Posts Tagged Barbara Lynch
This February welcomes the return of the Boston Theatre Conference. The 2011 Conference, Home Grown investigates the parallels between the Slow Food Movement (http://www.slowfoodusa.org) and a Slow Arts Movement. What do we mean when we say Slow Food? We mean; local, sustainable, lively, fresh and lush. Slow Food is a way of living and a way of eating where taste and appreciation for locally grown food is cultivated. This year’s conference is an opportunity for us to start the conversation and to strategize about what a Slow Arts Movement is, how we create the environment for this shift and what elements from Slow Food we should look at in building our own campaign. Artists from many of the area’s most vibrant companies will be on hand to talk about the advantages of supporting local theatre. This is an opportunity for you the theatre lover to speak to them about their companies, the type of work they do, what their missions are and the why and the how they support local. Pop-up performances will be peppered throughout each day so that attendees may sample the neighborhood fare.
Scheduled to speak is area restaurateur Barbara Lynch whose ventures include No. 9 Park, B&G Oysters, and The Butcher Shop. Ms. Lynch will speak about Slow Food in Boston and how it has changed the attitudes of both the producers and consumers towards supporting local food. The Huntington Theatre Company’s Michael Maso will talk about the changes he has witnessed in Boston Theatre over the years. Attendees will be able to participate in workshops ranging from the ins and outs of a portfolio career to what we can learn from community theatre. We’ll spend the rest of the conference examining how to put the tenants of Slow Food into practice.
In the past conference attendees have skewed towards theatre practitioners, and often those at a mid point in their careers, but the Boston Theatre Conference is for everyone. Slow Food calls for consumers to be participants, to act as co-producers. This is our call to you. Anyone who loves theatre, or is interested in theatre is encouraged to attend. We’ve begun a blog (https://bostontheatreconference.wordpress.com/ ) to start the dialogue before February’s event. Visit the blog weekly and “like” us on Facebook to keep up with the conversation online. Watch for the twitter hashtag #BTC11, in the StageSourceBos twitter feed. When you have an idea, contact us. You voice should be heard, and we’d love you to be a guest blogger. Speak with your friends and colleagues about the issues and ideas presented ahead of the meeting, and come ready to join the conversation in February.
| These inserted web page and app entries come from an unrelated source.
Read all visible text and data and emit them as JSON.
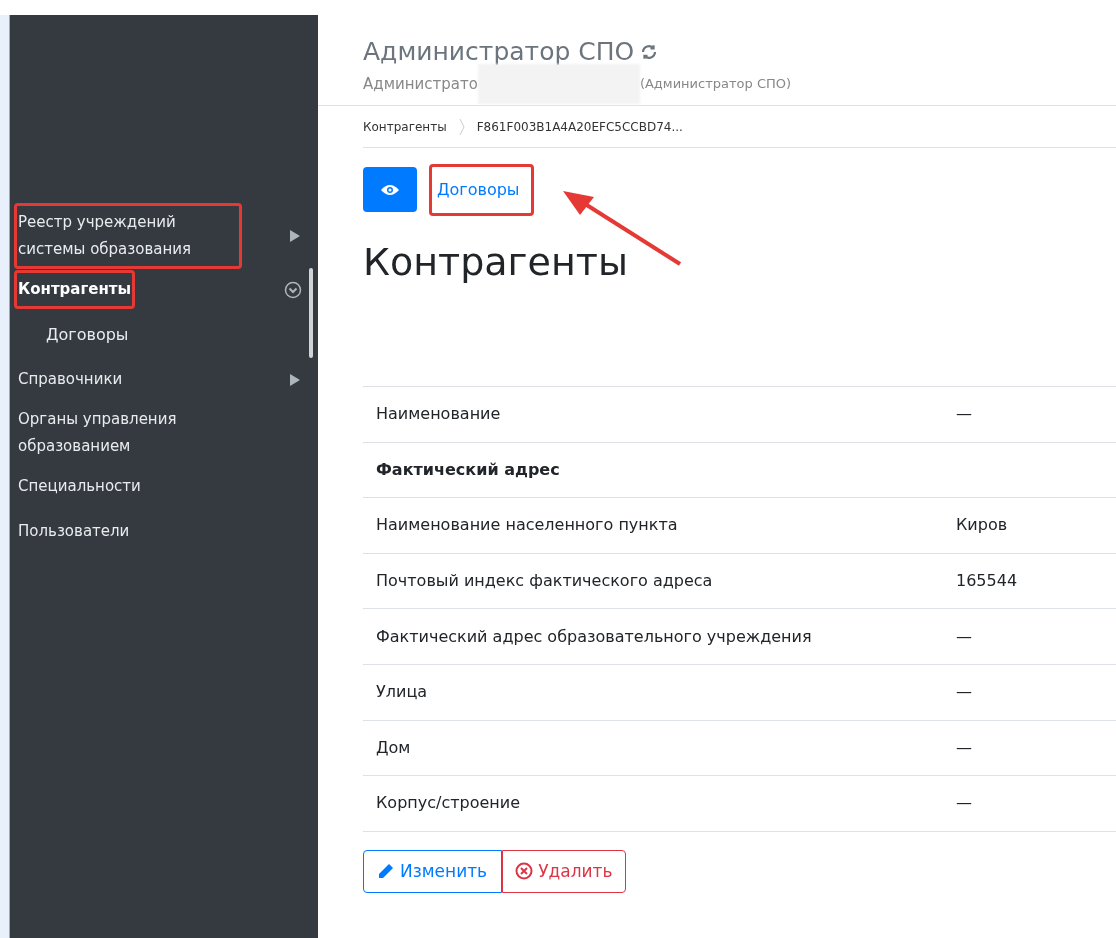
{
  "header": {
    "title": "Администратор СПО",
    "subtitle_start": "Администрато",
    "subtitle_end": "(Администратор СПО)"
  },
  "sidebar": {
    "items": [
      {
        "label": "Реестр учреждений системы образования",
        "selected": false,
        "highlighted": true,
        "kind": "submenu"
      },
      {
        "label": "Контрагенты",
        "selected": true,
        "highlighted": true,
        "kind": "expanded",
        "children": [
          {
            "label": "Договоры",
            "selected": false
          }
        ]
      },
      {
        "label": "Справочники",
        "selected": false,
        "highlighted": false,
        "kind": "submenu"
      },
      {
        "label": "Органы управления образованием",
        "selected": false,
        "highlighted": false,
        "kind": "plain"
      },
      {
        "label": "Специальности",
        "selected": false,
        "highlighted": false,
        "kind": "plain"
      },
      {
        "label": "Пользователи",
        "selected": false,
        "highlighted": false,
        "kind": "plain"
      }
    ]
  },
  "breadcrumb": [
    "Контрагенты",
    "F861F003B1A4A20EFC5CCBD74..."
  ],
  "toolbar": {
    "link": "Договоры",
    "link_highlighted": true
  },
  "page_title": "Контрагенты",
  "table": {
    "rows": [
      {
        "kind": "field",
        "label": "Наименование",
        "value": "—"
      },
      {
        "kind": "section",
        "label": "Фактический адрес"
      },
      {
        "kind": "field",
        "label": "Наименование населенного пункта",
        "value": "Киров"
      },
      {
        "kind": "field",
        "label": "Почтовый индекс фактического адреса",
        "value": "165544"
      },
      {
        "kind": "field",
        "label": "Фактический адрес образовательного учреждения",
        "value": "—"
      },
      {
        "kind": "field",
        "label": "Улица",
        "value": "—"
      },
      {
        "kind": "field",
        "label": "Дом",
        "value": "—"
      },
      {
        "kind": "field",
        "label": "Корпус/строение",
        "value": "—"
      }
    ]
  },
  "actions": {
    "edit": "Изменить",
    "delete": "Удалить"
  }
}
Now is the time for all of us to get involved and come to the conference buzzing with ideas and inspiration. They key to the Boston Theatre Conference’s success is engagement. We hope you’ll join us on-line now and in person in February.
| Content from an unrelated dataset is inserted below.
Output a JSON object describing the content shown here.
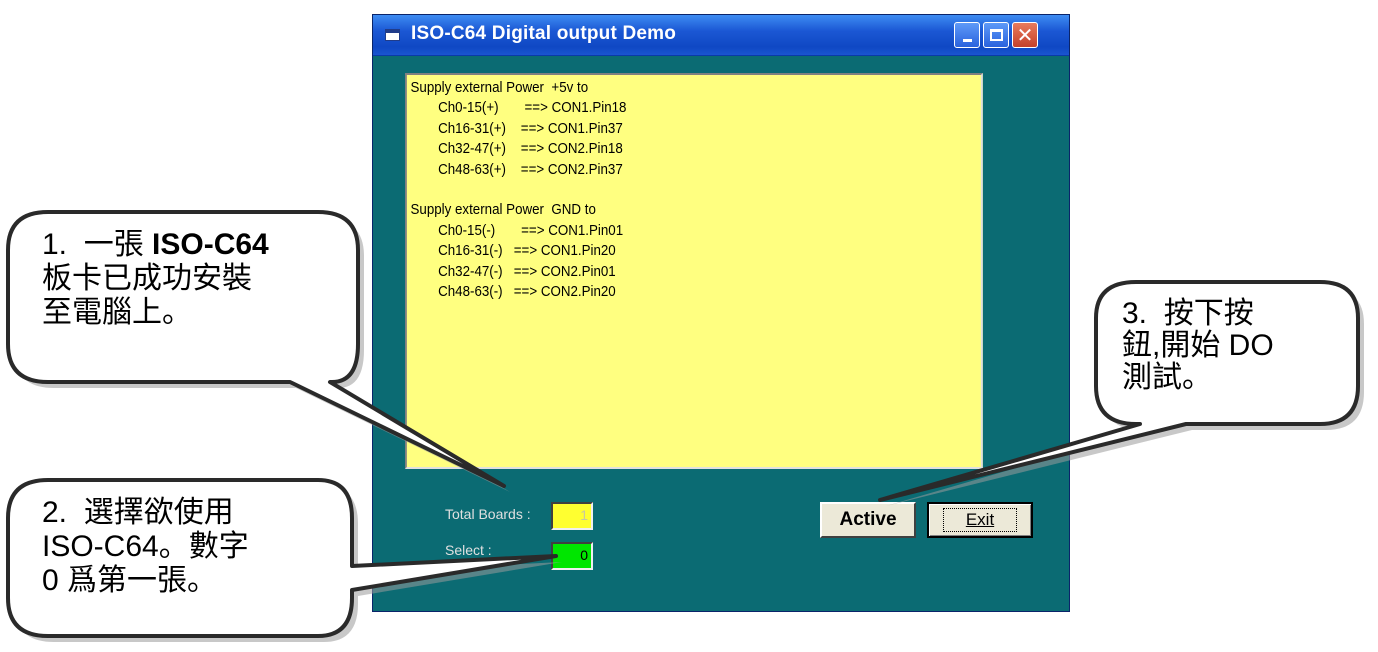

Tickets to Home Grown: The Boston Theatre Conference 2011, are available at www.stagesource.org. Click on the Programs and Events link on the menu bar and look for Home Grown.
by Rafael Jaen
Originally posted on From the Tailor’s Table
For its next theater conference the Boston based StageSource organization has been looking at the relationship between the slow food movement and what we are calling “home grown theater” in New England. The idea got its start from various happenings including an inspired speech given by Peter Sellers at an Emerson College forum last Spring.
The website SlowFood defines Slow Food as a global, grassroots organization with supporters in 150 countries around the world who are linking the pleasure of good food with a commitment to their community and the environment.
The organization stands at the crossroads of … ethics and pleasure. It opposes the standardization of taste and culture…. We believe that everyone has … the responsibility to protect the heritage of tradition and culture that make this pleasure possible. Our association believes in … recognition of the strong connections between … planet, people and culture.
I did some paraphrasing, but you can probably appreciate why…
Along the way we have found some very inspiring stories (about the food industry) that do relate to the on-going development of theatre in our region. There are many samples that do denote a commitment to our community, our arts environment, our traditions and how theater creates a sense of place in the world. One sample is restaurateur Barbara Lynch, locally born and bred (South Boston) and now globally recognized.
That’s what I think of the growing Boston theater scene; it is locally grown and its tenacity is nationally known!
About Rafael Jaen
Mr. Jaen is currently the Costume Director at Emerson College where he is part of the Design-Tech Faculty. In adition he is Co-Chair for Design, Technology & Management at the prestigious Kennedy Center American College Theatre Festival (KCACTF) Region 1. His design work can be seen on stage in Lyric Stage Company’s production of The Life and Adventures of Nicholas Nickelby Parts 1 & 2.